In a bustling village near Addis Ababa, an Ethiopian girl becomes aware of strange new feelings that are both discomforting and exciting.
Along a river, a shy 13 years-old-girl, Selam, encounters a couple having sex in what seems to be an ordinary morning. Upset, she tries to focus on what she was doing when the couple joins separately the river to bathe. She cannot make herself stop starring at the irresistible naked body of the man. She starts to look at everything with her new eyes, turning everything and everyone into sexual objects. She gets jealous of the woman who did sex, her neighbour, who seems to own everything that Selam does not have: the body and curves of a woman who draws all men’s attention and sexuality. She foresees her rising sexual life and her place as a woman.
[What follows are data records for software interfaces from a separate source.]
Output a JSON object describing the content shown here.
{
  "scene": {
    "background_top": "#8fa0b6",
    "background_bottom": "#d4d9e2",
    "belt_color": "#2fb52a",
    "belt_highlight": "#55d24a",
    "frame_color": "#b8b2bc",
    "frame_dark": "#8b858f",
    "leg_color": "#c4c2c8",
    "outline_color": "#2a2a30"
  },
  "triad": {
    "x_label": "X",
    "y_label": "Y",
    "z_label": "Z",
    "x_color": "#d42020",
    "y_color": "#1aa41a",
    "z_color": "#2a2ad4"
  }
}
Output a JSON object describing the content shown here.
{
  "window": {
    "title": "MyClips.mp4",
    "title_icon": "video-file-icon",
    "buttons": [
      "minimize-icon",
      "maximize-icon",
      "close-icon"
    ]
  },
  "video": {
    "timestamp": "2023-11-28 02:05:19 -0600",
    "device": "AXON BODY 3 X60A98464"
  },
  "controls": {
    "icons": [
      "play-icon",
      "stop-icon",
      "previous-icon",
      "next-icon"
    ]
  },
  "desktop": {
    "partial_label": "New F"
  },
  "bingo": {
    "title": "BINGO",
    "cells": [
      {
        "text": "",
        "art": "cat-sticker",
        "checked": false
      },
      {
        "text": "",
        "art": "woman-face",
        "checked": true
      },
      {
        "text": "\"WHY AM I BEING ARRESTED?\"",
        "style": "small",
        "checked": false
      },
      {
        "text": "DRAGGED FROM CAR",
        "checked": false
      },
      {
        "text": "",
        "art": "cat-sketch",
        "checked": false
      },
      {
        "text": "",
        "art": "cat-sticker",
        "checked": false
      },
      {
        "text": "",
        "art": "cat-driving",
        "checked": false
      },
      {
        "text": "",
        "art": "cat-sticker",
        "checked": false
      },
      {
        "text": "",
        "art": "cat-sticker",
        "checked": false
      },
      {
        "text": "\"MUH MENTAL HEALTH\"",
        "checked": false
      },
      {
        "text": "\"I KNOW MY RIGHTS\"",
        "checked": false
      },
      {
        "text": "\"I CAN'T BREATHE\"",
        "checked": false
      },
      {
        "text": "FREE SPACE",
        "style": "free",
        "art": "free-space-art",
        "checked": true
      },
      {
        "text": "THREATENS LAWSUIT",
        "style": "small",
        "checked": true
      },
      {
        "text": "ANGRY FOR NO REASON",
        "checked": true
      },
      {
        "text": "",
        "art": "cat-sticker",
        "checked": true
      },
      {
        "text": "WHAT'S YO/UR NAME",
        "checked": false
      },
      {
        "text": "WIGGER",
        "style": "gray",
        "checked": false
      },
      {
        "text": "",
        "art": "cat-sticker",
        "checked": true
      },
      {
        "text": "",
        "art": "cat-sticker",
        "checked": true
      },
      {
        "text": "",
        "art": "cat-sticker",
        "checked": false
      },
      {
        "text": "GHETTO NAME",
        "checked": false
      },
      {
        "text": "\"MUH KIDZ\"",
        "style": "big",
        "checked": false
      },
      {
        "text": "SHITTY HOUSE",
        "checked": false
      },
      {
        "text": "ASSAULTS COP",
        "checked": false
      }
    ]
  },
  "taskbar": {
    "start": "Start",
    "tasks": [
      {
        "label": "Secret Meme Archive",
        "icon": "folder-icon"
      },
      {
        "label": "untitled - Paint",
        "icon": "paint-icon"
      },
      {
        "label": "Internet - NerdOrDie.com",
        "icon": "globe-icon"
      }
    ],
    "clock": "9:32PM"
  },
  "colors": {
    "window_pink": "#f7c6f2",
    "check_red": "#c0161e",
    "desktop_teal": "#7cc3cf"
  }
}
Director: Hiwot Admasu
Cinematography: Dawit Zewdu
Editor: Henok Legesse
Sound : Habtamu Gebrehiwo
Cast: Selam Fikadu, Berite Eshetu, Surafel Tsegaye, Feven Teshome, Yohannes Getachew, Yonathan Girma, Yitayish Dagne
Length: 12 min
Language: Amharic, English subtitles
plays in concert with Karima: a day in the life of a henna girl
Following up on his stereotype-shattering photography series 'Kesh Angels' which depicts the girl biker gangs of Marakesh, the Artist Hassan Hajjaj spent time documenting "A Day In The Life Of Karima: A Henna Girl". The Marrakesh-set documentary follows Hajjaj's favorite 'Kesh Angel' character: Karima who is a mother, wife, artist, henna artist, local icon and graduate of what he calls "Jamaa Fena: the university of street life". Known for breezing through Marrakesh on her bike with her vibrant veils and textile abayas and djabellas fluttering in her wake, Karima is also a normal woman who works eight or ten hours a day. Though his film Hajjaj paints a more complex vision of contemporary Islamic gender roles.
Yrsa Daley-Ward is a writer and poet of mixed West Indian and West African heritage. Bone is her most recently published work.
For six years, Amir Sulaiman has been writing an epic love poem about someone, and about love itself as the why/how the universe was created.
Oakland artists take on a massive mural downtown, only to find themselves at the center of gentrification and cultural resiliency debate.
Hassan Hajjaj, considered "the Andy Warhol of Morocco," paints a more complex vision of contemporary Islamic gender roles.
A French-Ivorian, who grew up in upper class French society, unpacks socio-economic privilege and racial discrimination in France today.
A visual and musical journey through the fantastical funeral rituals of South Vietnam, with parallels to those of New Orleans.